a) ever venture out of the safe zone of quilters cottons
b) experiment with stretch fabrics
c) get addicted to ripping fabric
d) start up an etsy shop
e) make the bestest friends
f) use my crafting obsession to help others
g) want or use a schmancy camera
h) looove my schmnacy camera
i) gain confidence I didn't know was missing.
j) and the friend thing again.  It bears repeating.

That is a long way of saying that although sometimes I feel totally overwhelmed and inadequate when I surf around the interwebz and see what all is going on OUT THERE, I still get that ohmygoodness this is so awesome feeling, too.  It makes we want to try things I wouldn't have before.  (And send things in the mail to people I've never met in person.  It is a small world after all!)

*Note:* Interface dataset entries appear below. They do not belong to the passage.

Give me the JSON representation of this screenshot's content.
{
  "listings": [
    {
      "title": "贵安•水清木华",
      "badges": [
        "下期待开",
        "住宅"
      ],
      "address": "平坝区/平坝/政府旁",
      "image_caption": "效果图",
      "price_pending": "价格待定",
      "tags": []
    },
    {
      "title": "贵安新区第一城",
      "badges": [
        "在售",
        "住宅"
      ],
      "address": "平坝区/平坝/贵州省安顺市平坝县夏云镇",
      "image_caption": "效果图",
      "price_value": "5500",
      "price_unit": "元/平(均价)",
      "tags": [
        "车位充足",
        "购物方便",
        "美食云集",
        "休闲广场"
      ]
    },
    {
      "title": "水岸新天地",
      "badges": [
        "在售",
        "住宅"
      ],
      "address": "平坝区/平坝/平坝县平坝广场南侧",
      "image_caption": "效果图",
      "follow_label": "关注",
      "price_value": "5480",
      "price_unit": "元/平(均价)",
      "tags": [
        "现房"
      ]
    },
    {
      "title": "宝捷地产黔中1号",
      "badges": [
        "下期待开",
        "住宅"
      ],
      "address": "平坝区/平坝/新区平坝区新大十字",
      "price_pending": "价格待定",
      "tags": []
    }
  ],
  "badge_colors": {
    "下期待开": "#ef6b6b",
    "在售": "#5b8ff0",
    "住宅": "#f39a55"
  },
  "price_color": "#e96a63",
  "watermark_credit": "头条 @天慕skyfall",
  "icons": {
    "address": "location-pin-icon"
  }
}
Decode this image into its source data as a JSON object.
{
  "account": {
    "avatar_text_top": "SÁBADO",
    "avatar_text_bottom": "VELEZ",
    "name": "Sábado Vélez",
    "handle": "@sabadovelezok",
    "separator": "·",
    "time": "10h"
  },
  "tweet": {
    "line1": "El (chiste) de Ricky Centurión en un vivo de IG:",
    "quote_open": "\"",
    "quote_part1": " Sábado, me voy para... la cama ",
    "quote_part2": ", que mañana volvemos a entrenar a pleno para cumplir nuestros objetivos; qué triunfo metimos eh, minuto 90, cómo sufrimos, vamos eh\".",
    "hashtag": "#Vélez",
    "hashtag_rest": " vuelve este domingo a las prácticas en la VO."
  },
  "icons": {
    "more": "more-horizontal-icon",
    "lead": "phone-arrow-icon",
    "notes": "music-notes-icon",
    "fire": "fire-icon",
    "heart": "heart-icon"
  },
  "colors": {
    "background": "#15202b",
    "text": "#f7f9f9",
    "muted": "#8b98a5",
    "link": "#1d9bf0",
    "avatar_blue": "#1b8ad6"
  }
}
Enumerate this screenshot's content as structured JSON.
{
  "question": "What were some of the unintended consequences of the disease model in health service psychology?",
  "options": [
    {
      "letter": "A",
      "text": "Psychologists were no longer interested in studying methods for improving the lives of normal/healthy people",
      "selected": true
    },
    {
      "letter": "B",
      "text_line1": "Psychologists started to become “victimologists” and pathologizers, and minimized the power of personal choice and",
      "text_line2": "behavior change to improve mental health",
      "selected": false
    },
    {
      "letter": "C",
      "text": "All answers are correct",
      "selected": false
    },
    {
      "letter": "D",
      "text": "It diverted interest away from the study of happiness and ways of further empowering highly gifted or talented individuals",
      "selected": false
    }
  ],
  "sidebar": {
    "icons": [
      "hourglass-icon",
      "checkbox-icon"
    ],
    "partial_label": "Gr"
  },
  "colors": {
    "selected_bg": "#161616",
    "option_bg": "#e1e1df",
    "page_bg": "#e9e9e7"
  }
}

For Example (rejoice! this post has a point!):  This Plain Jane light blue Gap stretch crew sweater I picked up two weeks ago, thrifting.  $2.50.  

crew redux - before

It got turned inside out, and introduced to quite a bit of iron-on tear-away stabilizer.

crew redux

And it got marked up.

crew redux

And stay-stitched.  And cut into.

crew redux

crew redux

And then I guess I stopped taking photos.  Because I decided to cut 1.75" strips from an old green t-shirt, overstitch the stretched the edges to make them ruffle, and apply it somewhat like binding to the now raw edges of the sweater.   Then I tore off the extra stabilizer which left no residue or marks.  Done.

I made a little flower pin from a hankie and stuck it on for good measure. It's going to get lots of play this Spring because I like how it looks with denim.  (Not sure how I'm really going to finish this cardi -- with a giant button or a tie or not at all.  For now, this is good.)

I threw it on with a tee and jeans and went about my business.

after - cardi-cu

I think I'm going to shorten the sleeves, too.  I'm liking the way they look with longer shirts poking out from underneath. 

after - cardi

And that's it.  Not quite a tutorial, but I think you get it.  By the way, cutting up old tees is now my favorite thing to do. Favorite.  No serging or hem rolling or whatever required.  Makes everything faster.  Which is spectacular, in my book.

Now go!  Go find a old sweater you don't use very much and chop it up!  xoxo

{ sewing refashion } the ruffled tank

Oh my.  When I ask for ideas, I sure get them.  Thank you!  Some bags have already been given away, a few others are on hold for a friend, and the others are coming to coffee with me on Friday...  (I liked the idea of cutting them up to use as cards or tags, too.  Of course, I'd feel compelled to keep them all if that were the plan.  And we might be back at square one.  Ahem. )


I've been a little obsessed with the ruffles I'm seeing everywhere this spring.  In every catalog.  In every store window. On tons of blogs. In magazines.  And at Target.  Oh Target, how I love thee!

Knowing that I would not be happy unless I tried my hand at ruffled applique, I picked up two tank tops last week at one of my local thrift haunts.   I cut one up into strips and ruffled to my heart's content.  The other got a hefty dose of iron-on stabilizer on the inside.  Knits tend to stretch out every which way when you are sewing with them and, while I don't always use stabilizer for my smaller appliques, this project would not have been the same without it.

thrifted tank, ruffled

I didn't pin the ruffles, but sewed them on as I went, stopping and turning the tank on my machine every few stitches.  It wasn't elegant stitchery -- which might explain why I have this giant ruffly flower that should probably be about one inch to the left and about two inches higher -- but that's ok.  I'm going to chock it up to experience and wear it anyway. 

thrifted tank, ruffled

My almost fourteen year old wants me to make her one in black with tan ruffles. Love that.

thrifted tank, ruffled

It looks better worn than draping and sagging from the hanger.

But it's March.  And I'm nice.  And I am NOT going to expose you to the lily whiteness of my upper arms today and risk scarring you for life.  


(I get a lot  of comments and questions about my crocheted hangers. I pick them up thrifting whenever I can, rarely paying more than a quarter.  It's such a great deal, and a fun item to keep your eye out for...  We might have about 20 now, and they are wonderful for some items that usually slip off hangers.)